    You talk about big, bad, evil Barnes & Noble, labeling them as all that is bad with the book business. However, you say nothing of Amazon and their true predatory practices. Those of us in the book world, whether big box or independent, are in a fight for our lives. Instead of pointing fingers for past transgressions, we need to work together to ensure that bookstores remain a part of our communities. They are wonderful, magical places and to lose just one is very sad.

  9. I think you misunderstand. I will MISS your store tremendously. I’m very sorry it’s closing. But it’s B&N’s bad karma if you know their history. And we should all be angry that they’re closing your store. Are you defending B&N even as they shut you down?

  10. I am the ASM of the store and I want to thank you for making me feel like shit.

    My little store on the corner of 6th ave and 8th St was a special place. It was an old strange place with nook and crannies that we tried to fill with honor.
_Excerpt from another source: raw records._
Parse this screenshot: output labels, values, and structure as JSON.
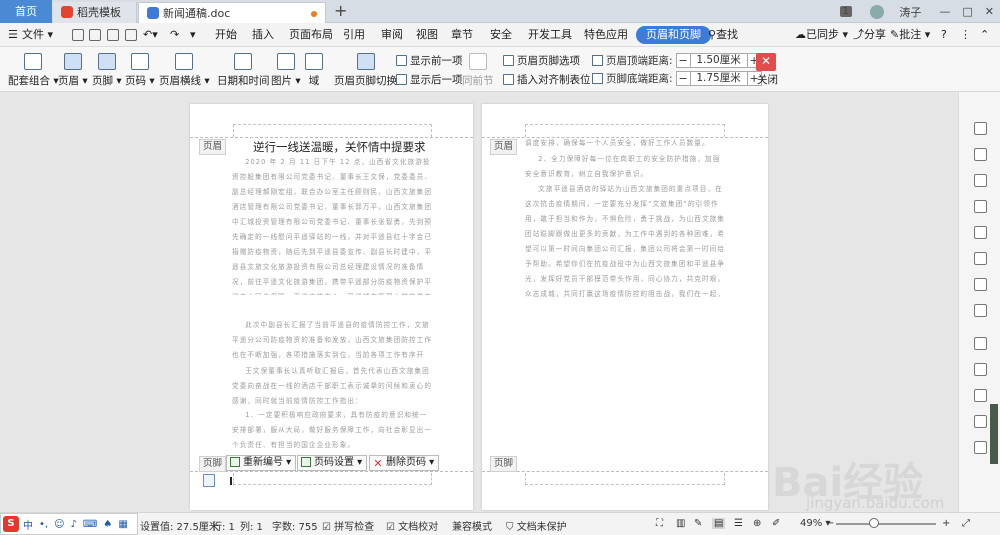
{
  "tabs": {
    "home": "首页",
    "templates": "稻壳模板",
    "document": "新闻通稿.doc"
  },
  "window": {
    "page_badge": "1",
    "user": "涛子"
  },
  "menubar": {
    "file": "文件",
    "items": [
      "开始",
      "插入",
      "页面布局",
      "引用",
      "审阅",
      "视图",
      "章节",
      "安全",
      "开发工具",
      "特色应用"
    ],
    "active": "页眉和页脚",
    "search": "查找",
    "sync": "已同步",
    "share": "分享",
    "comment": "批注"
  },
  "ribbon": {
    "combo": "配套组合",
    "header": "页眉",
    "footer": "页脚",
    "page_number": "页码",
    "header_line": "页眉横线",
    "datetime": "日期和时间",
    "picture": "图片",
    "field": "域",
    "switch": "页眉页脚切换",
    "show_prev": "显示前一项",
    "show_next": "显示后一项",
    "same_as_prev": "同前节",
    "options": "页眉页脚选项",
    "insert_tab": "插入对齐制表位",
    "header_top_label": "页眉顶端距离:",
    "header_top_value": "1.50厘米",
    "footer_bottom_label": "页脚底端距离:",
    "footer_bottom_value": "1.75厘米",
    "close": "关闭"
  },
  "page1": {
    "header_tag": "页眉",
    "footer_tag": "页脚",
    "title": "逆行一线送温暖，关怀情中提要求",
    "paragraphs": [
      "2020 年 2 月 11 日下午 12 点，山西省文化旅游投资控股集团有限公司党委书记、董事长王文保，党委委员、副总经理郝刚宏组，联合办公室主任顾则民，山西文旅集团酒店管理有限公司党委书记、董事长郭万平，山西文旅集团中汇城投资管理有限公司党委书记、董事长张智勇，先到预先确定的一线慰问平遥驿站的一线，并对平遥县红十字会已捐赠防疫物资，随后先到平遥县委宣传、副县长时建中，平遥县文旅文化旅游投资有限公司总经理建设情况的准备情况，前往平遥文化旅游集团，携带平遥部分防疫物资保护平遥中心同步保障，平遥文旅中心、平遥城市管理乡村旅游中心的防疫物资发放，以及平遥县政府相关部门提供的各项目支持。",
      "此次中副县长汇报了当前平遥县的疫情防控工作，文旅平遥分公司防疫物资的准备和发放，山西文旅集团防控工作也在不断加强，各项措施落实到位，当前各项工作有序开展。",
      "王文保董事长认真听取汇报后，首先代表山西文旅集团党委向奋战在一线的酒店干部职工表示诚挚的问候和衷心的感谢，同时就当前疫情防控工作指出：",
      "1、一定要积极响应政府要求，具有防疫的意识和统一安排部署，服从大局，做好服务保障工作，向社会彰显出一个负责任、有担当的国企企业形象。"
    ],
    "footer_buttons": {
      "renumber": "重新编号",
      "page_settings": "页码设置",
      "delete_page_number": "删除页码"
    }
  },
  "page2": {
    "header_tag": "页眉",
    "footer_tag": "页脚",
    "paragraphs": [
      "调度安排，确保每一个人员安全，做好工作人员数量。",
      "2、全力保障好每一位在岗职工的安全防护措施，加强安全意识教育，树立自我保护意识。",
      "文旅平遥县酒店的驿站为山西文旅集团的重点项目，在这次抗击疫情期间，一定要充分发挥“文旅集团”的引领作用，敢于担当和作为，不惧危险，勇于挑战，为山西文旅集团站稳脚跟做出更多的贡献，为工作中遇到的各种困难，希望可以第一时间向集团公司汇报，集团公司将会第一时间给予帮助。希望你们在抗疫战役中为山西文旅集团和平遥县争光，发挥好党员干部模范带头作用，同心协力，共克时艰，众志成城，共同打赢这场疫情防控的阻击战，我们在一起，必能取得抗击疫情斗争的全面胜利。"
    ]
  },
  "status": {
    "position": "设置值: 27.5厘米",
    "row": "行: 1",
    "col": "列: 1",
    "wordcount": "字数: 755",
    "spellcheck": "拼写检查",
    "proof": "文档校对",
    "compat": "兼容模式",
    "protect": "文档未保护",
    "zoom": "49%"
  },
  "ime": {
    "logo": "S",
    "mode": "中"
  },
  "watermark": {
    "brand": "Bai经验",
    "url": "jingyan.baidu.com"
  }
}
    For the last six years, we created, what I hope, was a comfortable home.

    I know we are not perfect. but I hope you know we care about books.

    You took the the opportunity to mock the company based on our store closing…….that is sad and not related to reality.

    enjoy the chain drug store. I am sure it will serve your well.

  11. Oh well. I’m not typical, but for decades I wanted to buy books/records late at night, because that’s when I have the most free time and am most active. I would have loved to shop at bookstores, but they were all closed until the next day. When Amazon came along, with the ability to shop at 2 AM, I started using it extensively, and now it’s my first choice.

  12. B&N didn’t destroy those book stores, the consumers did. Consumers were given a choice on every occasion between the distinct business models (or what you would call “cultures”) offered separately by B&N and the indie bookstores. History proves which of the two models the paying customers preferred. The same is now happening between Amazon and B&N brick and mortar, with B&N on the losing end.

    On another note, I’m younger than you are (I was only 9 years old when I was attending P.S.41 just two blocks from the 8th St. B. Dalton), but I remember those stores before they were taken over or shut down. They had their charms, but you know what else I remember? The hostile “This isn’t a library!” attitude that discouraged the only real reason to value a physical book store – a semi-public space to leisurely browse books. B&N superstores changed that by putting in comfortable places to relax and encouraging you to linger.

  13. David, I understand how your bookstore and B&N may now have common cause against online retail, but that does not pardon B&N from their crime of destroying the diversity of bookstores in NYC. DIversity is essential to survival, and I think that had investors not pushed B&N into insane big-box over-expansion, we would have a lot more independent bookstores today even with Amazon ruling supreme. B&N’s problem was not that they were the evil empire, it’s that they tried so hard to be and utterly failed, with nothing to show for their decades of war except the empty hulks of abandoned superstores. At least Amazon still sells books. B&N will soon sell nothing.

  14. To be fair – as the guy who runs that Shakespeare in Lower Manhattan, hearing the B&N close just makes me sad. Yeah, they were predatory, and basically shut down our onetime flagship store on the Upper West Side by opening up a B&N on our doorstep. But now? Even though we’re an indie and they’re capital “C” Corporate, we’re all basically fighting the same fight: will there continue to be bookstores. I think most indie stores have come to see B&N as allies, rather than competitors, before the threat of the suffocating plastic bag over the head of the book biz that is Amazon.com. B&N haven’t been the evil empire in many years.

What do you think?